[[ GIVEN INFORMATION open ]]
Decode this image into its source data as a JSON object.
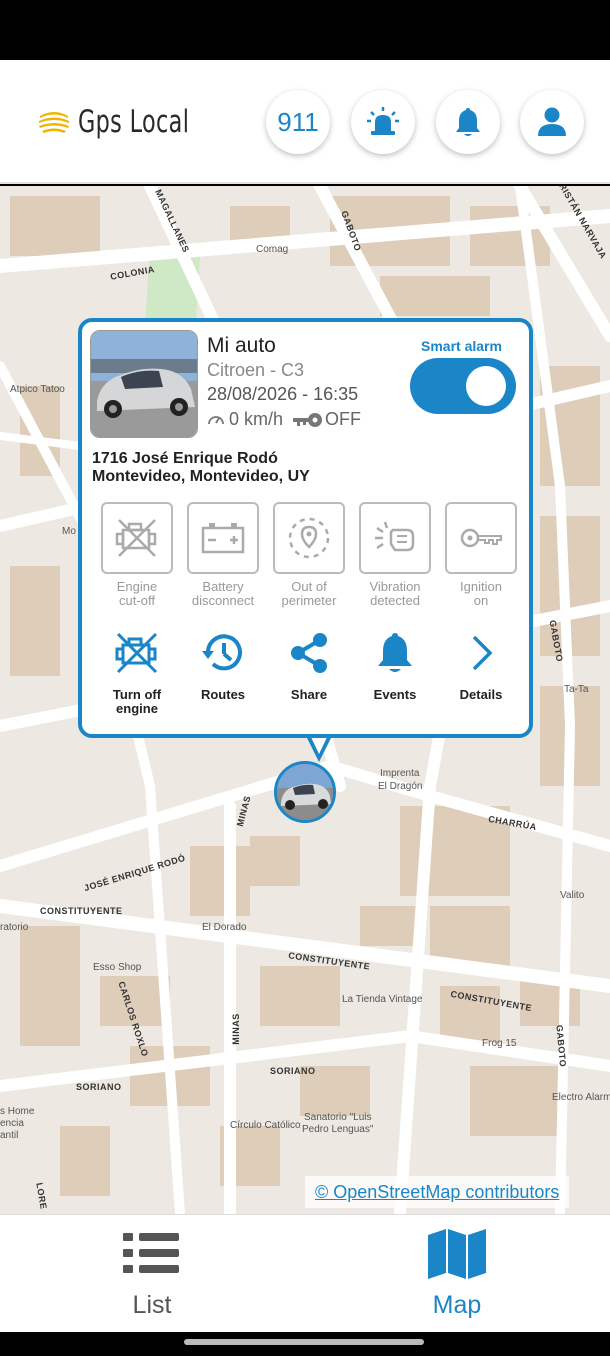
{
  "header": {
    "app_name": "Gps Local",
    "emergency_label": "911"
  },
  "popup": {
    "vehicle_name": "Mi auto",
    "vehicle_model": "Citroen - C3",
    "last_update": "28/08/2026 - 16:35",
    "speed": "0 km/h",
    "ignition_state": "OFF",
    "smart_alarm_label": "Smart alarm",
    "smart_alarm_on": true,
    "address_line1": "1716 José Enrique Rodó",
    "address_line2": "Montevideo,  Montevideo,  UY",
    "alerts": [
      {
        "line1": "Engine",
        "line2": "cut-off",
        "icon": "engine-cutoff-icon"
      },
      {
        "line1": "Battery",
        "line2": "disconnect",
        "icon": "battery-icon"
      },
      {
        "line1": "Out of",
        "line2": "perimeter",
        "icon": "perimeter-icon"
      },
      {
        "line1": "Vibration",
        "line2": "detected",
        "icon": "vibration-icon"
      },
      {
        "line1": "Ignition",
        "line2": "on",
        "icon": "key-icon"
      }
    ],
    "actions": [
      {
        "line1": "Turn off",
        "line2": "engine",
        "icon": "engine-off-icon"
      },
      {
        "line1": "Routes",
        "line2": "",
        "icon": "history-icon"
      },
      {
        "line1": "Share",
        "line2": "",
        "icon": "share-icon"
      },
      {
        "line1": "Events",
        "line2": "",
        "icon": "bell-icon"
      },
      {
        "line1": "Details",
        "line2": "",
        "icon": "chevron-right-icon"
      }
    ]
  },
  "map": {
    "attribution": "© OpenStreetMap contributors",
    "streets": [
      "COLONIA",
      "MAGALLANES",
      "GABOTO",
      "RISTÁN NARVAJA",
      "JOSÉ ENRIQUE RODÓ",
      "MINAS",
      "CHARRÚA",
      "CONSTITUYENTE",
      "CARLOS ROXLO",
      "SORIANO",
      "GABOTO",
      "LORE"
    ],
    "places": [
      "Comag",
      "Atpico Tatoo",
      "Imprenta",
      "El Dragón",
      "El Dorado",
      "Esso Shop",
      "La Tienda Vintage",
      "Frog 15",
      "Electro Alarma",
      "Valito",
      "Ta-Ta",
      "Círculo Católico",
      "Sanatorio \"Luis",
      "Pedro Lenguas\"",
      "ratorio",
      "s Home",
      "encia",
      "antil",
      "Mo"
    ]
  },
  "nav": {
    "list_label": "List",
    "map_label": "Map"
  },
  "colors": {
    "accent": "#1a86c7",
    "map_bg": "#ede9e2",
    "building": "#d9cbb8"
  }
}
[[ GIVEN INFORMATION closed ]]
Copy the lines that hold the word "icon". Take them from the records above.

        "icon": "engine-cutoff-icon"
        "icon": "battery-icon"
        "icon": "perimeter-icon"
        "icon": "vibration-icon"
        "icon": "key-icon"
        "icon": "engine-off-icon"
        "icon": "history-icon"
        "icon": "share-icon"
        "icon": "bell-icon"
        "icon": "chevron-right-icon"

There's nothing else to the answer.